Leaked internal builds of Windows 10 have revealed plans to roll out text messaging from Windows. The connectivity will be managed by Cortana, which will route the text to designated phone running Windows 10. Users will also be able to send texts through Cortana via text-to-speech. This same connectivity will also let Windows phones push missed call notifications to the Windows 10 action center.
The main limitation of this, as with OS X Continuity, is the need to own a compatible phone. That’s not a problem for the Mac because the iPhone is incredible popular, but phones running Windows have always struggled, and those based off Windows 10 aren’t even on store shelves yet.
It also seems, at this point, that Microsoft doesn’t plan to emulate iMessage, the proprietary messaging service used to send messages between iOS devices and Macs over mobile data and Wi-Fi rather than SMS. Microsoft does own Skype, of course, which is now integrated into Windows 10 and can be used to send messages. But it doesn’t appear there’s a plan to use it as an SMS replacement – at least not so far. That means texts will always and only be real SMS texts, with the character caps and file sharing limits that implies. Microsoft could always add some form of Skype messaging in the future, and I personally hope it does.

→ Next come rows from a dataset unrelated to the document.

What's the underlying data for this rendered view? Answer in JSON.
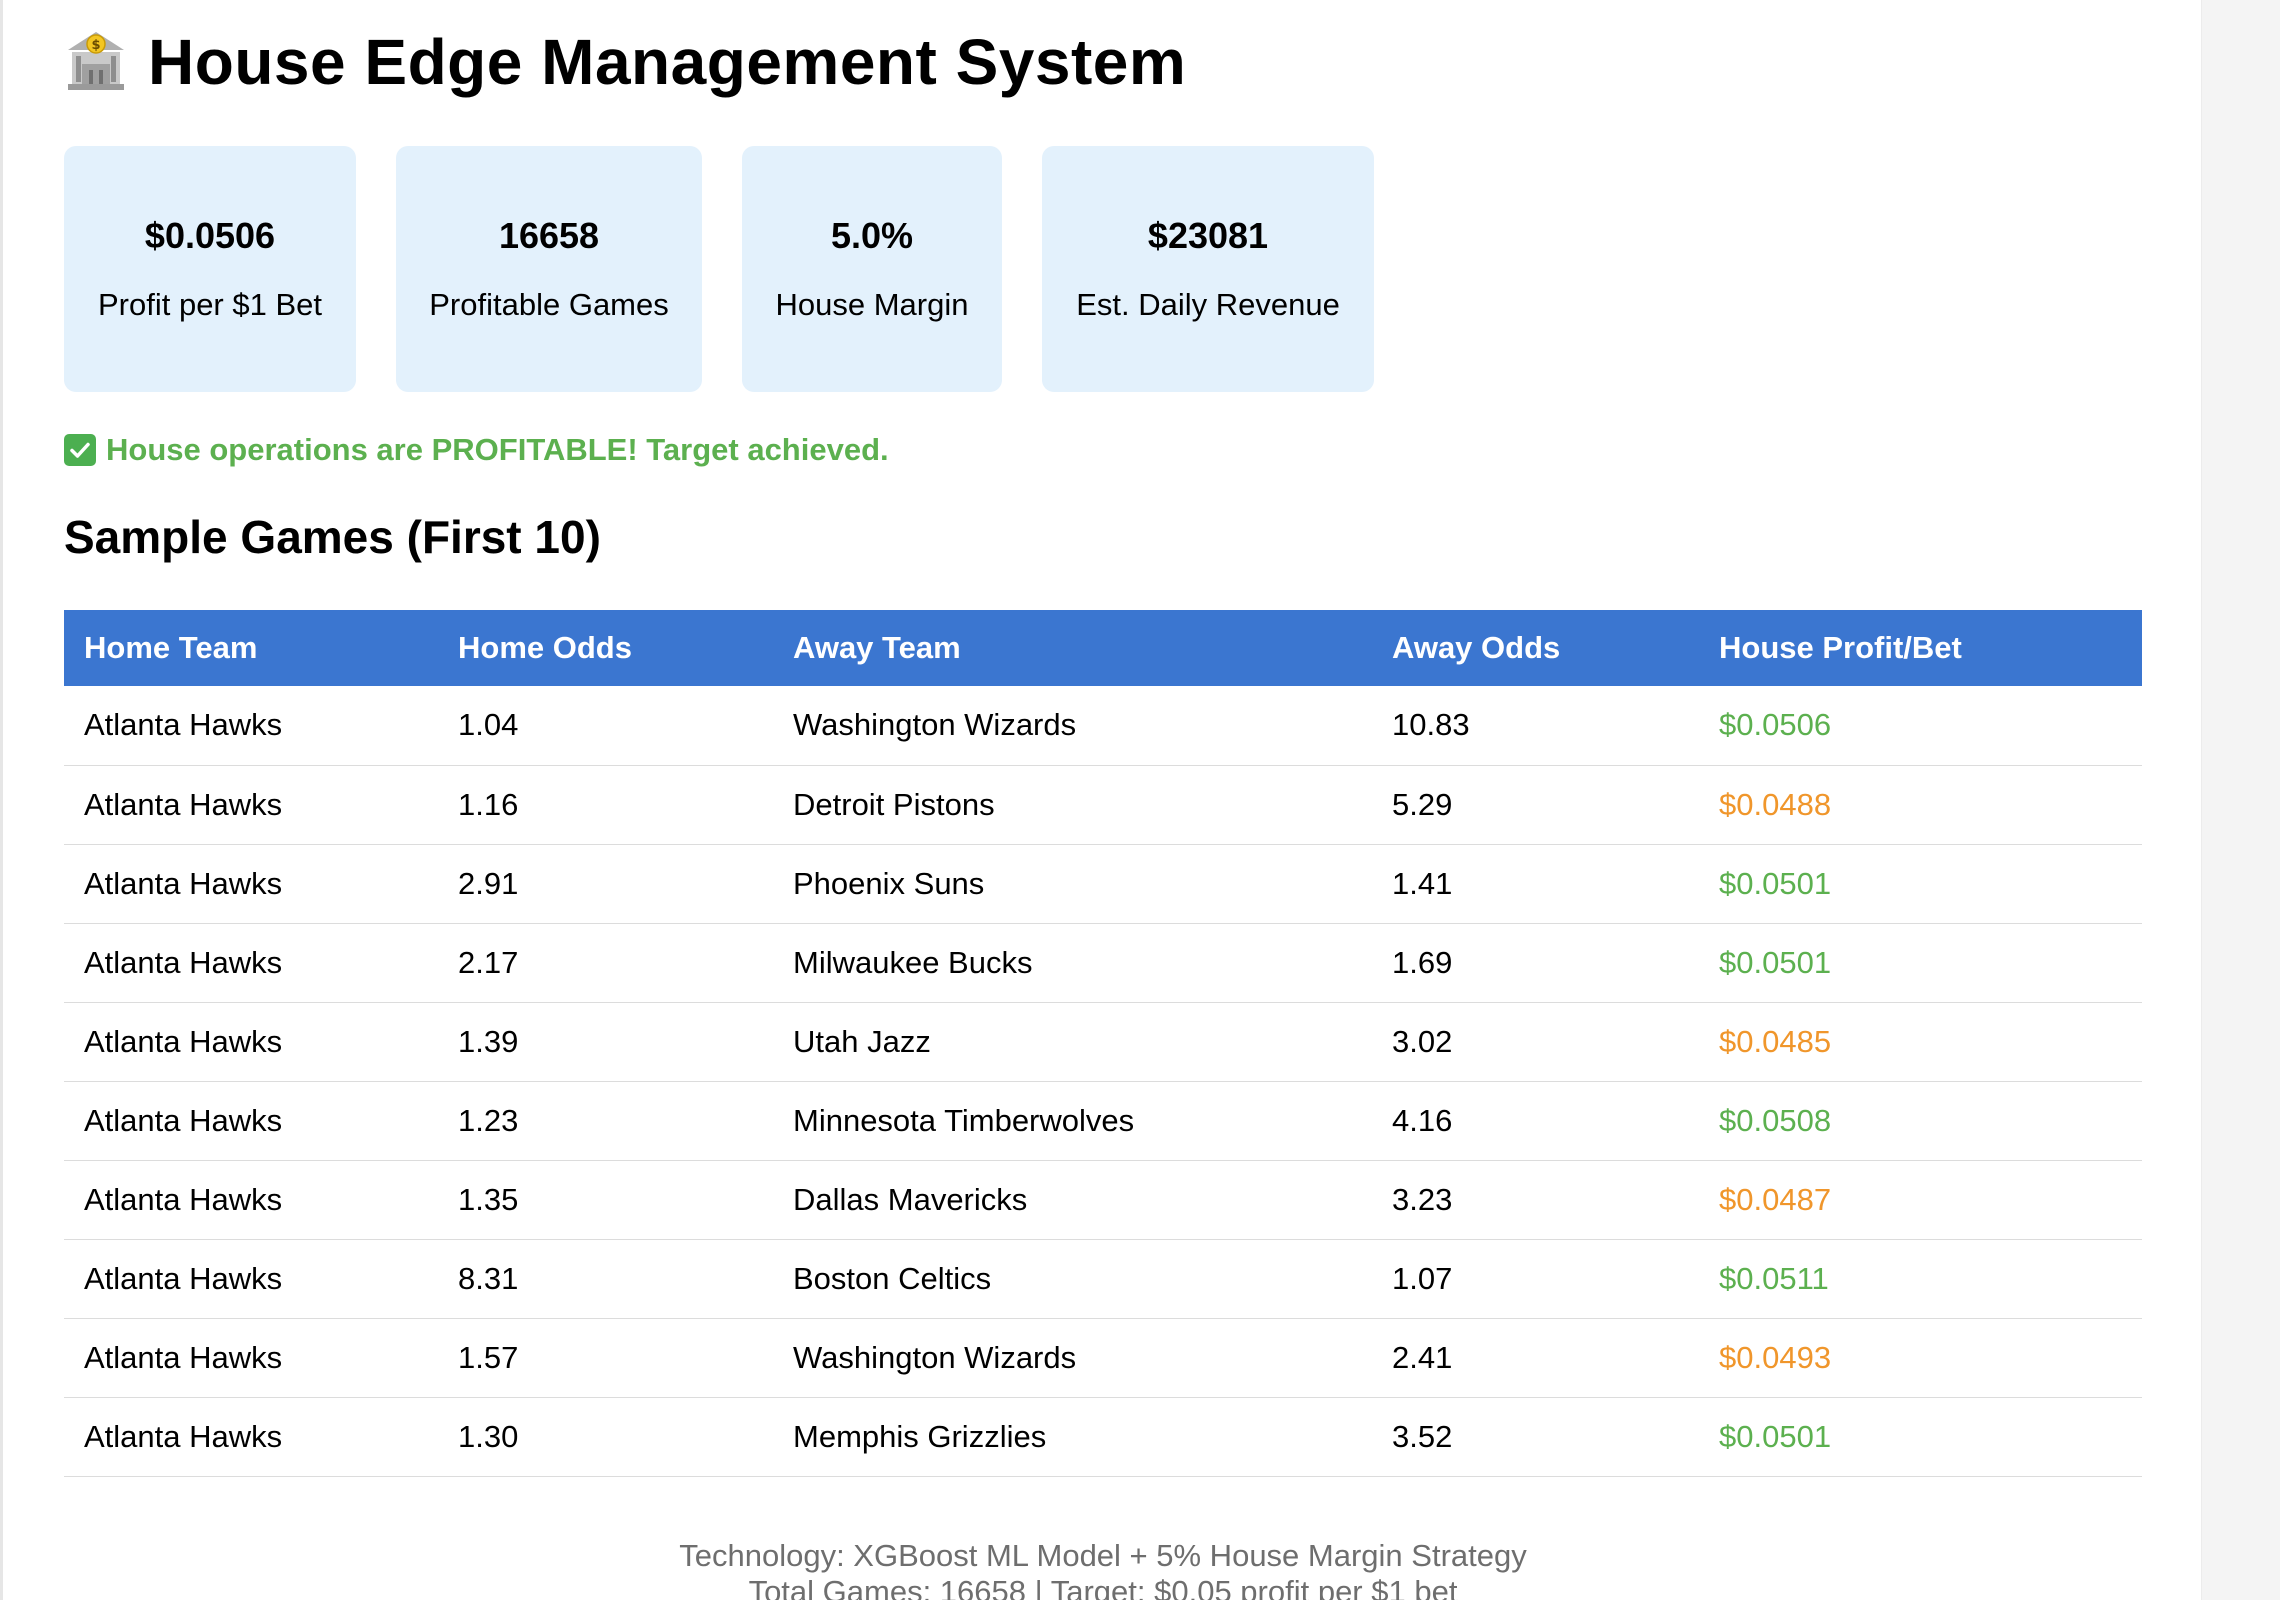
{
  "header": {
    "title": "House Edge Management System",
    "icon": "bank-icon"
  },
  "metrics": [
    {
      "value": "$0.0506",
      "label": "Profit per $1 Bet"
    },
    {
      "value": "16658",
      "label": "Profitable Games"
    },
    {
      "value": "5.0%",
      "label": "House Margin"
    },
    {
      "value": "$23081",
      "label": "Est. Daily Revenue"
    }
  ],
  "status": {
    "icon": "check-mark-icon",
    "text": "House operations are PROFITABLE! Target achieved.",
    "color": "#5cb04f"
  },
  "sample": {
    "title": "Sample Games (First 10)",
    "columns": [
      "Home Team",
      "Home Odds",
      "Away Team",
      "Away Odds",
      "House Profit/Bet"
    ],
    "rows": [
      {
        "home": "Atlanta Hawks",
        "home_odds": "1.04",
        "away": "Washington Wizards",
        "away_odds": "10.83",
        "profit": "$0.0506",
        "profit_status": "good"
      },
      {
        "home": "Atlanta Hawks",
        "home_odds": "1.16",
        "away": "Detroit Pistons",
        "away_odds": "5.29",
        "profit": "$0.0488",
        "profit_status": "warn"
      },
      {
        "home": "Atlanta Hawks",
        "home_odds": "2.91",
        "away": "Phoenix Suns",
        "away_odds": "1.41",
        "profit": "$0.0501",
        "profit_status": "good"
      },
      {
        "home": "Atlanta Hawks",
        "home_odds": "2.17",
        "away": "Milwaukee Bucks",
        "away_odds": "1.69",
        "profit": "$0.0501",
        "profit_status": "good"
      },
      {
        "home": "Atlanta Hawks",
        "home_odds": "1.39",
        "away": "Utah Jazz",
        "away_odds": "3.02",
        "profit": "$0.0485",
        "profit_status": "warn"
      },
      {
        "home": "Atlanta Hawks",
        "home_odds": "1.23",
        "away": "Minnesota Timberwolves",
        "away_odds": "4.16",
        "profit": "$0.0508",
        "profit_status": "good"
      },
      {
        "home": "Atlanta Hawks",
        "home_odds": "1.35",
        "away": "Dallas Mavericks",
        "away_odds": "3.23",
        "profit": "$0.0487",
        "profit_status": "warn"
      },
      {
        "home": "Atlanta Hawks",
        "home_odds": "8.31",
        "away": "Boston Celtics",
        "away_odds": "1.07",
        "profit": "$0.0511",
        "profit_status": "good"
      },
      {
        "home": "Atlanta Hawks",
        "home_odds": "1.57",
        "away": "Washington Wizards",
        "away_odds": "2.41",
        "profit": "$0.0493",
        "profit_status": "warn"
      },
      {
        "home": "Atlanta Hawks",
        "home_odds": "1.30",
        "away": "Memphis Grizzlies",
        "away_odds": "3.52",
        "profit": "$0.0501",
        "profit_status": "good"
      }
    ]
  },
  "colors": {
    "header_bg": "#3b76d0",
    "card_bg": "#e3f1fc",
    "profit_good": "#5cb04f",
    "profit_warn": "#f0962b"
  },
  "footer": {
    "line1": "Technology: XGBoost ML Model + 5% House Margin Strategy",
    "line2": "Total Games: 16658 | Target: $0.05 profit per $1 bet"
  }
}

As you might expect, you will need a Microsoft account to use this feature, and Cortana will need to be enabled. Those who have privacy concerns about either will be left in the cold, though they can still rely on a work-around like WhatsApp.
Currently this feature is not entirely functional even for those who are part of the Windows Insider program, and it’s not clear when it’ll be rolled out. Microsoft’s Lumia phones running Windows 10 phones aren’t slated for release until early November.